Zeid Ra’ad al-Hussein told the Security Council that the international security crisis sparked by North Korean leader Kim Jong Un’s military actions “is inseparable from concerns about the human rights situation of the ordinary people in the country.”

A chronic lack of food, partly due to resources that are diverted to the military, has made humanitarian aid provided by the UN and others “literally a lifeline for some 13 million acutely vulnerable individuals,” he said.

Zeid urged the council to assess the human rights impact of sanctions, including controls over international banking transfers, that have slowed aid deliveries and to minimise the humanitarian consequences.

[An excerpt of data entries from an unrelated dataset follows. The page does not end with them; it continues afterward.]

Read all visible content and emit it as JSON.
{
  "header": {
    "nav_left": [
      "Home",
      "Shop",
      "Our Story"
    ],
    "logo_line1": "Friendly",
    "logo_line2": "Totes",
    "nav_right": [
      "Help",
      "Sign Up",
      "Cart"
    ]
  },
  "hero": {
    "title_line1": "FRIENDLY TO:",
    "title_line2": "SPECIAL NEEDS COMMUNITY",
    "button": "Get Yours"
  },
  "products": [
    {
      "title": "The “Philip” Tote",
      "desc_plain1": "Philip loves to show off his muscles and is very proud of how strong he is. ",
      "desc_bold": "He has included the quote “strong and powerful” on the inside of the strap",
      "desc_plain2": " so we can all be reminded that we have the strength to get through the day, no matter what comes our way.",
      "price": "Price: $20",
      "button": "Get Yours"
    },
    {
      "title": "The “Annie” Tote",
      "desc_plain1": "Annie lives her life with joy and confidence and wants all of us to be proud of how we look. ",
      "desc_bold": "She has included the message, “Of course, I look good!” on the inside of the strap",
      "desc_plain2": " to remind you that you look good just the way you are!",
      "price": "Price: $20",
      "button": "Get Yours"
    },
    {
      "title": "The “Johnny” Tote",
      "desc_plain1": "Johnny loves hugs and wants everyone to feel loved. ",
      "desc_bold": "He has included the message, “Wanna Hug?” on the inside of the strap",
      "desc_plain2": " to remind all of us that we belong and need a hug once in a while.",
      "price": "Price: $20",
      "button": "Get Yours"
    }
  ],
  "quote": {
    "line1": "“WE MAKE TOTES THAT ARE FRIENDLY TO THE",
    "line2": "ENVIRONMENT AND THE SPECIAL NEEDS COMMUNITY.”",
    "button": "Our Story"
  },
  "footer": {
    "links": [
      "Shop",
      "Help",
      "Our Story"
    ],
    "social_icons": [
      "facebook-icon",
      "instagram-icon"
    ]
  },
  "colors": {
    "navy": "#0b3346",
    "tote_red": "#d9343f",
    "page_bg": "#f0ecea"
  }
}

This was the fourth year the Security Council has discussed human rights in the Democratic People’s Republic of Korea, or DPRK, the country’s official name. As in previous years, the meeting went ahead only after a procedural vote in the 15-member council where at least nine nations are required to support having the session.

Today, the human rights meeting was approved by 10 members and opposed by Russia and China, with Egypt and Ethiopia abstaining. China’s deputy UN ambassador, Wu Haitao, whose country is North Korea’s closest ally, said the meeting would be “counterproductive” at a time of heightened tensions.

North Korea’s latest ballistic missile test demonstrated that it can threaten the US mainland, and there is growing concern that it will soon be able to put a nuclear warhead on its missiles. President Donald Trump has vowed to stop the North Koreans from reaching such capability, increasing the possibility of conflict.

“Indeed, the context of military tensions seems to have deepened the extremely serious human rights violations endured” by the 25 million North Koreans, the UN high commissioner for human rights said.

North Korea’s UN Mission strongly condemned the meeting, as it has in the past, calling it “a desperate act of the hostile forces which lost the political and military confrontation with the DPRK that has openly risen to the position of nuclear weapon state.” It called the human rights issue in the country “non-existent.”

“If the US and other hostile forces think of browbeating the DPRK by the discussion of ‘human rights issues’ in the Security Council, it is nothing else than a daydream that will not be realised ever,” it said in a statement.

North Korea has barred UN human rights officials from visiting the country, but Zeid said people who have escaped from North Korea have reported “extremely widespread violations of rights in almost every aspect of people’s lives.”

“In recent months, military tensions have led to more severe controls over freedom of movement and civil and political rights for the people of the DPRK,” he said.

Zeid pointed to new physical barriers being erected along North Korea’s border and increased surveillance.